Jefferson is assigned a white female public defender, Kennedy, who acts as a stand-in for Picoult. In a piece for Time Magazine, Picoult addressed why she wrote the book, which the Washington Post said was, "the most important novel Jodi Picoult has ever written."
"I could not ask my readers to re-evaluate their own prejudice and privilege until I confronted my own, which is why this novel was the hardest book I've ever written," Picoult wrote in the Time piece. "I began by thinking back to my childhood in suburbia. I didn't have black friends, but surely that was because I could count on one hand the number of African-Americans in my school of 2,400 â€¦ Right?
"My parents were Jewish, upper-middle class, generous and kind and not prejudiced - yet I could distinctly remember watching the evening news as my parents offhandedly referred to an African-American on the screen with the Yiddish word schwartz. At the time I thought it was simply descriptive - it literally means black - but now, I saw it clearly as a pejorative, a label that separated them from us."
The story unfolds through the eyes of Jefferson, who is also a Gold Star widow, her lawyer and the father of the child, Turk, who turned to white supremacy after his brother was killed in a car accident caused by an African-American driver. Through these lenses, Picoult confronts three of the voices at the center of some of our country's most divisive debates in the last five years.

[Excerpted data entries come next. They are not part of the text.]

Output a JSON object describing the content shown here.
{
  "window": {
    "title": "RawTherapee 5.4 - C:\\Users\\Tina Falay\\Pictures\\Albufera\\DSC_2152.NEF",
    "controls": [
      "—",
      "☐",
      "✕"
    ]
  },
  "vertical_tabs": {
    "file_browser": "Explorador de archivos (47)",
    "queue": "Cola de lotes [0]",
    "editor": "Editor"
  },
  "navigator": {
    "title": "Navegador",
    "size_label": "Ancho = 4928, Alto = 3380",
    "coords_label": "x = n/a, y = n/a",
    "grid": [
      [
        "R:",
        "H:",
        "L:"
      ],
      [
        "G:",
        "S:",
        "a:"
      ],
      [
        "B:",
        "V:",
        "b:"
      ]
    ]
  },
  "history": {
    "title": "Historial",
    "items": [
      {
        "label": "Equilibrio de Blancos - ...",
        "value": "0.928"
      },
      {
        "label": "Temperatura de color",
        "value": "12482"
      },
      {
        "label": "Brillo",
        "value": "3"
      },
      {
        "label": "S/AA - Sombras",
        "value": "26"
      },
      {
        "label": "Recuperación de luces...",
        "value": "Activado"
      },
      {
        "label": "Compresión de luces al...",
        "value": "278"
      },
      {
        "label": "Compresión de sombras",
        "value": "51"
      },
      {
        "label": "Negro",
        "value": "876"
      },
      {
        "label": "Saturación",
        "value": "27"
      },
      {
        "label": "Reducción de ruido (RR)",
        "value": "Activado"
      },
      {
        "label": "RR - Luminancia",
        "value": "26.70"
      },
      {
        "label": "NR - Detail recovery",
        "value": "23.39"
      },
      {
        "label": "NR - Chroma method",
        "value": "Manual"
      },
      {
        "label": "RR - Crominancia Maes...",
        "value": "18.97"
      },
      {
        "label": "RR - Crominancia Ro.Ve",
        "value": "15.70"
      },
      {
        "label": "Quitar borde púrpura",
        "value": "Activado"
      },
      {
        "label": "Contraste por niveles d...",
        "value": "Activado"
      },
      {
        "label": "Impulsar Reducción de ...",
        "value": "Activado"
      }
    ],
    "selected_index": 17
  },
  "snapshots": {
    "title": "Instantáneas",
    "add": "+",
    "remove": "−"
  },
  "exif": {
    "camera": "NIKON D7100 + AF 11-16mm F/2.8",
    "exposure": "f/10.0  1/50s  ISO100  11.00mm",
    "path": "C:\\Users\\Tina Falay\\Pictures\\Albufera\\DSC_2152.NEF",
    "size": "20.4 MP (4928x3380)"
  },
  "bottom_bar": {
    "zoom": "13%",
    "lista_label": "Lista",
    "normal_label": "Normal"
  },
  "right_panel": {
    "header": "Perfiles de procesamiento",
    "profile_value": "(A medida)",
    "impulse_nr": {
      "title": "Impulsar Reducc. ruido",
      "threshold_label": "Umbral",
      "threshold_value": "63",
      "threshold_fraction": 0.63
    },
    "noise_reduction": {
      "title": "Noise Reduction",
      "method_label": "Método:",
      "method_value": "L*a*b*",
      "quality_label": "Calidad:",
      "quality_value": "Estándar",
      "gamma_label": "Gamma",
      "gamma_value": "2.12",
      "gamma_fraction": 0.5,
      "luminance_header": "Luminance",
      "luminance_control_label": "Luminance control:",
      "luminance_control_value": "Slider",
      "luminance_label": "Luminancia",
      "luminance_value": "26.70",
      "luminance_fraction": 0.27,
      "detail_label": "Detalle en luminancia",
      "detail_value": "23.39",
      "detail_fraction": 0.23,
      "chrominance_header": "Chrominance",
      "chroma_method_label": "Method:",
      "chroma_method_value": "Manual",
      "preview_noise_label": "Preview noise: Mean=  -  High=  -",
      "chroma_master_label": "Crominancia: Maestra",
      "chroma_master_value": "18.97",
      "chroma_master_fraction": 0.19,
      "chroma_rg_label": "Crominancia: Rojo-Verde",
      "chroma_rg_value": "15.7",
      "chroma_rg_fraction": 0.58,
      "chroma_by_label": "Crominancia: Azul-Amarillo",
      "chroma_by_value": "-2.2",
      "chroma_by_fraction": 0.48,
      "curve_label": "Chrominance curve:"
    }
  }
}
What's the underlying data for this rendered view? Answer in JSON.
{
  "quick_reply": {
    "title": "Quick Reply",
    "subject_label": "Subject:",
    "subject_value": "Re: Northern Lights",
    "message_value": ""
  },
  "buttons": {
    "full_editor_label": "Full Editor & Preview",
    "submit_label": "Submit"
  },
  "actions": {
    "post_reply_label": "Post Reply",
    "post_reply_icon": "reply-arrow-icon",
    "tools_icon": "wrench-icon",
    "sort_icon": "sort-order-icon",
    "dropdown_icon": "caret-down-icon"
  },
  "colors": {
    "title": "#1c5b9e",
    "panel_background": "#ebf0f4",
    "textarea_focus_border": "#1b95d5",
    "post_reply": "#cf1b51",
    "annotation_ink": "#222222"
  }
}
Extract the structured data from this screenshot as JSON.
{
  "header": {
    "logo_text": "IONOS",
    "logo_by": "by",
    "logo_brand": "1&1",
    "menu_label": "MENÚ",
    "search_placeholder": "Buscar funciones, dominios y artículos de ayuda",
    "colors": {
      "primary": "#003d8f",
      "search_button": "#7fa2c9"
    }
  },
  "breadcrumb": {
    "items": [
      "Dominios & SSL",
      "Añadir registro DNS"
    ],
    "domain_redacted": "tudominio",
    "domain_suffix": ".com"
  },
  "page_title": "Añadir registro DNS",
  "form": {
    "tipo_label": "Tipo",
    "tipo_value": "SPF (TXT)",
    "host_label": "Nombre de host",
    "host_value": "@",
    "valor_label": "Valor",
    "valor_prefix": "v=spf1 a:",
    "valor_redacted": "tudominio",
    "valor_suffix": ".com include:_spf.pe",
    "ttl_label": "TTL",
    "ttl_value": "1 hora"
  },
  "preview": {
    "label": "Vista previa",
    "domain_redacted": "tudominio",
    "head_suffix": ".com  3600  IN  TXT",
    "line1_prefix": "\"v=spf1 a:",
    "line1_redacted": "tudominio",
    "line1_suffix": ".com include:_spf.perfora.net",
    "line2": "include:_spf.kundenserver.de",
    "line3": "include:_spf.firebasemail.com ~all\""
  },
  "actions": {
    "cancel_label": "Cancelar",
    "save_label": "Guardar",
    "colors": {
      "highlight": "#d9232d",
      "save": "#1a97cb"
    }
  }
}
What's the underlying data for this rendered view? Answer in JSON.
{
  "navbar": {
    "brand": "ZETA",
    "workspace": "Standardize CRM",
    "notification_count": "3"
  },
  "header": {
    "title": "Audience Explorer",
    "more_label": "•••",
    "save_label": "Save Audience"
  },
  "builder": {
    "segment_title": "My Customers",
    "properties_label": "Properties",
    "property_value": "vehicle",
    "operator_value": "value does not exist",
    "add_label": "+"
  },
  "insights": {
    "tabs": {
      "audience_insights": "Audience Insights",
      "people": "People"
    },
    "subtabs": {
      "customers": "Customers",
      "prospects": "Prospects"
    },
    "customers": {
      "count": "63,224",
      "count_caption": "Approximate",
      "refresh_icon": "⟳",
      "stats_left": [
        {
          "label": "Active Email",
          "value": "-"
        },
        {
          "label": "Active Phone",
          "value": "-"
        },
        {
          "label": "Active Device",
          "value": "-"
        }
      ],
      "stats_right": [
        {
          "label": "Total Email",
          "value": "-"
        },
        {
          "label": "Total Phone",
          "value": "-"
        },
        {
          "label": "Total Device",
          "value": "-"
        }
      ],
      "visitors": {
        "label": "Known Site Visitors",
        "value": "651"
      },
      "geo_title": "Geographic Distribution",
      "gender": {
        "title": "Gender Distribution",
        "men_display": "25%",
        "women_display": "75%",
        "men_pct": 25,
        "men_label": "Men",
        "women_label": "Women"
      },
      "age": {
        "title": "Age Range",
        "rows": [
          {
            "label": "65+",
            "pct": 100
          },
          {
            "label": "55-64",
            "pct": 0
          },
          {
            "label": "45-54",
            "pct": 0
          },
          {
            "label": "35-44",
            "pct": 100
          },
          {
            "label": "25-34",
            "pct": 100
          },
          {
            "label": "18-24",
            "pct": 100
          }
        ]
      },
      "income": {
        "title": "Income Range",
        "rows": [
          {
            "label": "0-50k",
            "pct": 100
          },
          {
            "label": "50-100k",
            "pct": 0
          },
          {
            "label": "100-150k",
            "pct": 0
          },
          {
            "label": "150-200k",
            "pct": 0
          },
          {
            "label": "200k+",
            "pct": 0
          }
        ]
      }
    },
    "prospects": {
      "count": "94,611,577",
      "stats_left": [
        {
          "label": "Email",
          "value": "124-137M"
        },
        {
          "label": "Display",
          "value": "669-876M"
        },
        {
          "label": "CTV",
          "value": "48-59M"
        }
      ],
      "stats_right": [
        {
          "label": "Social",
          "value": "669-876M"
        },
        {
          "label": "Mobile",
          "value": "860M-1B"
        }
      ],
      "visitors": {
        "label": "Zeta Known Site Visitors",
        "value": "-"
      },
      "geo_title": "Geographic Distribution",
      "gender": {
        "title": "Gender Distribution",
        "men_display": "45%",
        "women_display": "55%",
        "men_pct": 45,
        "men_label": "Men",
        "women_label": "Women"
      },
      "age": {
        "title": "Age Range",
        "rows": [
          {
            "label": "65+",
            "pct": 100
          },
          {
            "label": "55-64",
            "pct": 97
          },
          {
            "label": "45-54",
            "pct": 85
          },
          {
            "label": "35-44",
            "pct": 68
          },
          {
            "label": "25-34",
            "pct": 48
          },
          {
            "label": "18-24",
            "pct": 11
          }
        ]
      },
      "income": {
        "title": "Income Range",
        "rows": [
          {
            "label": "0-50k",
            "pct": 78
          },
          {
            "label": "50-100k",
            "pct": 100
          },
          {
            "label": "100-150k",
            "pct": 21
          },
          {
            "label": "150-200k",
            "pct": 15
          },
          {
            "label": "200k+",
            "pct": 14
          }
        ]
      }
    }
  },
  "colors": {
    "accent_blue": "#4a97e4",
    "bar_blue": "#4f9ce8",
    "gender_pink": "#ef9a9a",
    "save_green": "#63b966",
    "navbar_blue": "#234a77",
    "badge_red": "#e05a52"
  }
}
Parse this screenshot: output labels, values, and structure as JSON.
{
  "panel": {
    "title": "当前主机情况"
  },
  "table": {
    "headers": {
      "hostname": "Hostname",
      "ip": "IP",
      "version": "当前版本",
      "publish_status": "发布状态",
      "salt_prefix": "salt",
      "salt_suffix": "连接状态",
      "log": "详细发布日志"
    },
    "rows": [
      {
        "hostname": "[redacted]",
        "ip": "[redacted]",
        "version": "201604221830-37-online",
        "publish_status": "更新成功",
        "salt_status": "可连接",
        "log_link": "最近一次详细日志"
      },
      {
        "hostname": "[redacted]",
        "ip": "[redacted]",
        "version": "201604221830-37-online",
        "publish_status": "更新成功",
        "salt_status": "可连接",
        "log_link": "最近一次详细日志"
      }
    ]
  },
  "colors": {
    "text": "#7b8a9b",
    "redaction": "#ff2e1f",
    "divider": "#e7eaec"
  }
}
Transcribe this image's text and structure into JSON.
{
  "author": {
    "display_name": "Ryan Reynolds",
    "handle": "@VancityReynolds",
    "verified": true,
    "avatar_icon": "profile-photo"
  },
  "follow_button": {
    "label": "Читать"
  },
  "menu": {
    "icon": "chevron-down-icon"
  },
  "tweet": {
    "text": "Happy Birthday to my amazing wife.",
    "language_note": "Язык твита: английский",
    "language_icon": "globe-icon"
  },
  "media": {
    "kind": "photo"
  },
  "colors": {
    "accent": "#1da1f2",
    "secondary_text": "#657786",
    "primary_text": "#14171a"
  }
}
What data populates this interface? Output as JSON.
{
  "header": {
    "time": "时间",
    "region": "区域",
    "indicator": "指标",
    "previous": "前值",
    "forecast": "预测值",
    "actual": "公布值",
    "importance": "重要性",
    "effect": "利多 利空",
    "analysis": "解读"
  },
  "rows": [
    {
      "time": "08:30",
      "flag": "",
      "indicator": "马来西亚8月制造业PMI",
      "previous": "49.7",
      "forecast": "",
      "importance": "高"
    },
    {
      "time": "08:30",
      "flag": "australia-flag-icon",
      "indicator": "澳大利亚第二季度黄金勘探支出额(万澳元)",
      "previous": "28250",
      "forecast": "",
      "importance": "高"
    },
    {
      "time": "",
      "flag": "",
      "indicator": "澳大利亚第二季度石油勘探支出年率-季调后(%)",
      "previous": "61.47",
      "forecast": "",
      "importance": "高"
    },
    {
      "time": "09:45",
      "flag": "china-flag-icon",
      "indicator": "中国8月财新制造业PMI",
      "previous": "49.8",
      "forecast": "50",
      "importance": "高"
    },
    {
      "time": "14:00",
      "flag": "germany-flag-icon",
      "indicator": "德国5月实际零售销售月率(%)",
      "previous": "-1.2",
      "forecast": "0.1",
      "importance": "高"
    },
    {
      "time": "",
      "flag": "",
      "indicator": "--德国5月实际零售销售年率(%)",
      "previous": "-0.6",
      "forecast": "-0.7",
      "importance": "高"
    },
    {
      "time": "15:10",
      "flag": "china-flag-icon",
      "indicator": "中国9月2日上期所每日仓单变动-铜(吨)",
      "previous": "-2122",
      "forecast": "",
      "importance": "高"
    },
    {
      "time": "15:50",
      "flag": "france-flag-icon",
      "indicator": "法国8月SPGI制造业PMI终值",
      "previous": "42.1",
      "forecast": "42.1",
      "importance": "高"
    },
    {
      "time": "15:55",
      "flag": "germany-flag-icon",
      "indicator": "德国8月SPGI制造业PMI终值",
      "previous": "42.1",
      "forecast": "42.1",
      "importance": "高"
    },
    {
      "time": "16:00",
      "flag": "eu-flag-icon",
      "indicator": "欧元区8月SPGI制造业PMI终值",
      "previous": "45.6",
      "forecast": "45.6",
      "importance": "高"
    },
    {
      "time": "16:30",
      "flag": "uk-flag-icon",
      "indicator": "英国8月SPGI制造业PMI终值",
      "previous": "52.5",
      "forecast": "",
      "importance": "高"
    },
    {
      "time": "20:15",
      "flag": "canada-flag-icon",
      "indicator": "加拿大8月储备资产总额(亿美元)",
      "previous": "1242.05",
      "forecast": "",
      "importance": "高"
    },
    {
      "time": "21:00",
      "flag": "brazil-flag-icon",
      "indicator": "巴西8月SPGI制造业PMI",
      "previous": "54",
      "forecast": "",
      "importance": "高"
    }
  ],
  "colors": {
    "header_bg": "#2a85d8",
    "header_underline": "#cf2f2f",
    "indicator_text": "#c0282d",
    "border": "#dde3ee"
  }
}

In her essay for Time, Picoult further explains:
"It's easy to see the headwinds of racism - the obstacles that make it harder for people of color to achieve success. It's more challenging to see the tailwinds of racism - the ways that being white makes it easier to achieve success. We like to believe that we succeed because we worked hard, or because we were smart. It's harder to wrap our heads around the idea that the reason we might have a job or have gained admission to a college is a direct result of the fact that a person of color was never given that opportunity.
"Admitting that racism has played a part in our success means admitting that the American dream isn't quite so accessible to all. No wonder we actively avoid discussing racism - it requires us to completely restructure the fictional narrative we've created of our lives. But then again, unlike people of color, we don't have to talk about race. For us, it's not omnipresent and it's not a matter of life or death. We avoid the topic because we can. Ignorance is a privilege, too."
In an interview with The Guardian, it was pointed out that some of her readers might disagree with her and many might be Trump supporters. Picoult responded, "I really hope so. Because it's not the people who voted for Clinton who necessarily need this book. It is the Trump supporters who need it."
Book: "Small Great Things"
When: 2 p.m. Feb. 18 closing address
Where: Trustees Theater, 216 E. Broughton St.
Cost: $24; limited tickets available